== Segment start ==
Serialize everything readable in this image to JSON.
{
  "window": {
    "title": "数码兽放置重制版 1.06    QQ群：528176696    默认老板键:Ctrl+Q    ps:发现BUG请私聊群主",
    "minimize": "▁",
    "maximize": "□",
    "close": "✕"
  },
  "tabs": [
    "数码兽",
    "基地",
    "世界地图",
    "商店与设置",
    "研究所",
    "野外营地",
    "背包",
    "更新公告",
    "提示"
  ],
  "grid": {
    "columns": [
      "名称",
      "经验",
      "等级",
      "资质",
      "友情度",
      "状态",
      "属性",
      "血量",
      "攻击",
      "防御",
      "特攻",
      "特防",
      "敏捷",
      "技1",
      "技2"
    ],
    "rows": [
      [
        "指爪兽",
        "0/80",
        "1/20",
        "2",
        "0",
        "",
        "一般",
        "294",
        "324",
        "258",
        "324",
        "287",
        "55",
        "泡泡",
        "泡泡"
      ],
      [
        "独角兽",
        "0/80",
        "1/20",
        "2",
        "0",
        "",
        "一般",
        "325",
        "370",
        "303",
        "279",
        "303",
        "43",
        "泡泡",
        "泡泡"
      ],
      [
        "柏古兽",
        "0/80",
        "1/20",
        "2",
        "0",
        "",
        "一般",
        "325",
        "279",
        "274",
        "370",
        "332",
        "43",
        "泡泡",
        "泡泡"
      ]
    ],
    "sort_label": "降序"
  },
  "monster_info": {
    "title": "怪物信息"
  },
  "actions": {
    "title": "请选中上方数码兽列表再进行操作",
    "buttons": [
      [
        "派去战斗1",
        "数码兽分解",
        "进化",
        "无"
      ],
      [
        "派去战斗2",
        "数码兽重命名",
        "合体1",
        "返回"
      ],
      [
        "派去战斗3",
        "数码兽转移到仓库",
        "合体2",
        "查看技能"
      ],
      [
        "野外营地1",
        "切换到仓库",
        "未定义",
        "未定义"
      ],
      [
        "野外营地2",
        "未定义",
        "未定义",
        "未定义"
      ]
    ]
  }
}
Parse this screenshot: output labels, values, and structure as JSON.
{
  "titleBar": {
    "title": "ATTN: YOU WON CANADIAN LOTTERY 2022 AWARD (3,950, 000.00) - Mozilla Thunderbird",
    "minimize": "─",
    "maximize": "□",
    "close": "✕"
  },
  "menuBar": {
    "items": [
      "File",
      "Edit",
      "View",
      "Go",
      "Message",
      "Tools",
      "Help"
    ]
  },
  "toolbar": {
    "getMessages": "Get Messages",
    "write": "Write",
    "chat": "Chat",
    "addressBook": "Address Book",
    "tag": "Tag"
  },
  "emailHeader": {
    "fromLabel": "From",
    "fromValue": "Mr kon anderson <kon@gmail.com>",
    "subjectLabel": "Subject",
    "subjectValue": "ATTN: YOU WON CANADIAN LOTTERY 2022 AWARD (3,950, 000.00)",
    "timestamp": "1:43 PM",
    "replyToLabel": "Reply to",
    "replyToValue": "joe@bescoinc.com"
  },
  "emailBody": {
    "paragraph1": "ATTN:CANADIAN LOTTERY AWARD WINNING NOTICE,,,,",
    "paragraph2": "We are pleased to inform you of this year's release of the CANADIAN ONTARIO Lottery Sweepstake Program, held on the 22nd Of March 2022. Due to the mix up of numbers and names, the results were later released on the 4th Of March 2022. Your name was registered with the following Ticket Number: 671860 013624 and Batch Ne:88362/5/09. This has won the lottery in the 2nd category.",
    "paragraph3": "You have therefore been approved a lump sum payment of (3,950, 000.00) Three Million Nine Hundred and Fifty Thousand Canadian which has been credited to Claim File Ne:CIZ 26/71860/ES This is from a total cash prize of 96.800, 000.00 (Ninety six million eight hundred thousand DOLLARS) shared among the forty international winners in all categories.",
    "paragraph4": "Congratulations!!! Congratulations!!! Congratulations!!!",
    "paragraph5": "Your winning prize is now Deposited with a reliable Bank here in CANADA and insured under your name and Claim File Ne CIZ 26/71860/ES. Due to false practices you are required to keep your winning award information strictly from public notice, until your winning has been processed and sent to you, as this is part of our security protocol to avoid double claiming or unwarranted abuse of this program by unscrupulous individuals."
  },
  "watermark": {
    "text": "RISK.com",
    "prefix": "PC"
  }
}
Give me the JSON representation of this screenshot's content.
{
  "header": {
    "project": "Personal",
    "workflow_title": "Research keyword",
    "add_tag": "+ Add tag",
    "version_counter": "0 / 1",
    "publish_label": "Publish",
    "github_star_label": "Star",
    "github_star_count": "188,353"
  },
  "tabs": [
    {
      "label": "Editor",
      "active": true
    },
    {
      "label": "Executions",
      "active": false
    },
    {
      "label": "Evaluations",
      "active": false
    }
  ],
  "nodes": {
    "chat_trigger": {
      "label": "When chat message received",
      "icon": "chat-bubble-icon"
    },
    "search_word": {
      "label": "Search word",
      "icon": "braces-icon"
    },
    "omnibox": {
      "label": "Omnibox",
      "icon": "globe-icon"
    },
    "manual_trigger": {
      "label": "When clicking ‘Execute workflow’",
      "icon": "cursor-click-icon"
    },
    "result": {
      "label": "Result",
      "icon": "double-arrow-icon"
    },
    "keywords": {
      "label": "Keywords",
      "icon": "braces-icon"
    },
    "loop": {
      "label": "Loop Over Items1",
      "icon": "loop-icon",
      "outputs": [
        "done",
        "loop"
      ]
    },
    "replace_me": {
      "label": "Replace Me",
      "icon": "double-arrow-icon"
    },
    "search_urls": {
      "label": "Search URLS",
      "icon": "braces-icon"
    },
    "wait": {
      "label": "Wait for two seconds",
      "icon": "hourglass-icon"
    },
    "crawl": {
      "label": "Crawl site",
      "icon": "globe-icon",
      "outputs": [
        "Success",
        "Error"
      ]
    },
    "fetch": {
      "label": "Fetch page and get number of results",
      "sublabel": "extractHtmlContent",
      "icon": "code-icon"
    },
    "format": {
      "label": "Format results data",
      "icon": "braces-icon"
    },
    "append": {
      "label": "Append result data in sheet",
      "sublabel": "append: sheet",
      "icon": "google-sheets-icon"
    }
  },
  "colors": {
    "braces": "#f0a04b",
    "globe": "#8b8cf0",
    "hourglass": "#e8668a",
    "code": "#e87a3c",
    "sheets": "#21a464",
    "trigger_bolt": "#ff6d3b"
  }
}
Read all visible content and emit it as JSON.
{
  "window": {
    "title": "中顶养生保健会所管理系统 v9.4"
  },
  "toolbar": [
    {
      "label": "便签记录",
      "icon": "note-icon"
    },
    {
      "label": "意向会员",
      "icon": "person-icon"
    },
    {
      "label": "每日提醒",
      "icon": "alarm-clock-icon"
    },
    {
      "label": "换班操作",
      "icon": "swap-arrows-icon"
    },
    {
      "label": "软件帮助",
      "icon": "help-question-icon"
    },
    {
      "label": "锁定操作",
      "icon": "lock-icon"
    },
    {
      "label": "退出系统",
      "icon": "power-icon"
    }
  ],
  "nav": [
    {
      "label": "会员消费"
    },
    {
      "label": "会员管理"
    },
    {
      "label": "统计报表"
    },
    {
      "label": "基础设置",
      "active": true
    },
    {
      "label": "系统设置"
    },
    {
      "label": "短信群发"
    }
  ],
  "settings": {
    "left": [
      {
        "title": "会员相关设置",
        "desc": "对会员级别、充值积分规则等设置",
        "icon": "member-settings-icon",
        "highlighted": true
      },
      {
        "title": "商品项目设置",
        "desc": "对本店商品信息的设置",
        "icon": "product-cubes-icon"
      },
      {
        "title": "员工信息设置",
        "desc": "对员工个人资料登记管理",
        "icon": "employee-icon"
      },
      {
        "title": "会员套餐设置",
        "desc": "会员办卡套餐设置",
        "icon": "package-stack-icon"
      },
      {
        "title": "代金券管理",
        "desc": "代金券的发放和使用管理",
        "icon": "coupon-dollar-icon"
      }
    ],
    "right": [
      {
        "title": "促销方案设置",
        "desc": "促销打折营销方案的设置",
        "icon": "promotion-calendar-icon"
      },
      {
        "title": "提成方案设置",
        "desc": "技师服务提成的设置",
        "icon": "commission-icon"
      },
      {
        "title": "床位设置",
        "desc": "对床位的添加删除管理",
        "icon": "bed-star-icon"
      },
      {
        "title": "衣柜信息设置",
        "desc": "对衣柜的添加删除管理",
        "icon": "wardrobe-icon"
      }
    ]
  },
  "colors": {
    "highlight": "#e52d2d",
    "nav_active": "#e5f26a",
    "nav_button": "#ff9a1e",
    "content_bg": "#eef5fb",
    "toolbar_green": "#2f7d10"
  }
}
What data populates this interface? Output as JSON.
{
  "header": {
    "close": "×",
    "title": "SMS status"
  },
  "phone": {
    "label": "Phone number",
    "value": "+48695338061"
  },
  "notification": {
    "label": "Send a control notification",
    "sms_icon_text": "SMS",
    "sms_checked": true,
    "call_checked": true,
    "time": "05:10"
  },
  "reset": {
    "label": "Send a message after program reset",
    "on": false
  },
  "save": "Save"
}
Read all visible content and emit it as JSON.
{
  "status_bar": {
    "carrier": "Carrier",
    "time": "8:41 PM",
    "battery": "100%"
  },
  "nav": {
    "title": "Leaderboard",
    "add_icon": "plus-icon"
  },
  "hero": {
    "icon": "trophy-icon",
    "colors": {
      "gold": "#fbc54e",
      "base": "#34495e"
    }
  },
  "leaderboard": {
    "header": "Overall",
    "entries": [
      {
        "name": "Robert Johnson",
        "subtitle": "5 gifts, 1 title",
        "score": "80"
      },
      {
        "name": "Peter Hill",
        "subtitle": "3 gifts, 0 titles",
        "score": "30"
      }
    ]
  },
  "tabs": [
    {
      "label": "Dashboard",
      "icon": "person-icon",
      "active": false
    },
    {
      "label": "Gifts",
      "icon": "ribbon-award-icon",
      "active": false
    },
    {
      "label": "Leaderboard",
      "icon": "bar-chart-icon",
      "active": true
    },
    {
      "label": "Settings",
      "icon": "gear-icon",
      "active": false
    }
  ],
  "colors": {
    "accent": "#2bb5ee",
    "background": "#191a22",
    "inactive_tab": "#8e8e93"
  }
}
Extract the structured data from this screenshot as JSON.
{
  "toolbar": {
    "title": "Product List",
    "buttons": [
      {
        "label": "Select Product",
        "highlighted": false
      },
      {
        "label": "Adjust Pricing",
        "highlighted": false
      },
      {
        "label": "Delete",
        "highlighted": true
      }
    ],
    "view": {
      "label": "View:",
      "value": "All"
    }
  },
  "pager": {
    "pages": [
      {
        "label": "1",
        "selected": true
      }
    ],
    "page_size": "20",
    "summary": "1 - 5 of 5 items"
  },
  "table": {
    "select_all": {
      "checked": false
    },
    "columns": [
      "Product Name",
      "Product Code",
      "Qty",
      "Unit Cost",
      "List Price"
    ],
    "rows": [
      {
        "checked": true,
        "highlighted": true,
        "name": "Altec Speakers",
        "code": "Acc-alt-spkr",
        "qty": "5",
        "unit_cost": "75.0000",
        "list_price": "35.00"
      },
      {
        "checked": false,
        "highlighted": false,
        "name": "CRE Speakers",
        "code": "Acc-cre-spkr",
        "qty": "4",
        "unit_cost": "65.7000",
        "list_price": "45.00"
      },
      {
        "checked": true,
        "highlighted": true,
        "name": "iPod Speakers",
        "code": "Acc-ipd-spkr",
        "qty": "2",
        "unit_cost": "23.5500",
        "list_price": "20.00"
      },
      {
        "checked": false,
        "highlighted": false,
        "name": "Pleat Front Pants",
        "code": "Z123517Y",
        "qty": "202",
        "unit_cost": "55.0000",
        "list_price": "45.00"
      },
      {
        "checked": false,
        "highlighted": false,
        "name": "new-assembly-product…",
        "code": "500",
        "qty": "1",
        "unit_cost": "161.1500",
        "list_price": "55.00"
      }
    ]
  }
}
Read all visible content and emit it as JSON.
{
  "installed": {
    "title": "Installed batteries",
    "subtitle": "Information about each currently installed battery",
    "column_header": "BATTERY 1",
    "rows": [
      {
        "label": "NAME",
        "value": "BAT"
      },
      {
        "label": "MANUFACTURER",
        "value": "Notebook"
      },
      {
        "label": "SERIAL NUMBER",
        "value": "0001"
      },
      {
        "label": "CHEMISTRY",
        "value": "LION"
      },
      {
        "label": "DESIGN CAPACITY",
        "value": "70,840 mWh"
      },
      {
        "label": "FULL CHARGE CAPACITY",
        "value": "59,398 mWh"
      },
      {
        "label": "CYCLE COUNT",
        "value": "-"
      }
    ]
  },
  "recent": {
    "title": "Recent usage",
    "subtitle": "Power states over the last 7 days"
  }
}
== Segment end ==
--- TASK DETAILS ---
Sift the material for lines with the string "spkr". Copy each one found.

--- WRITTEN RESPONSE ---
        "code": "Acc-alt-spkr",
        "code": "Acc-cre-spkr",
        "code": "Acc-ipd-spkr",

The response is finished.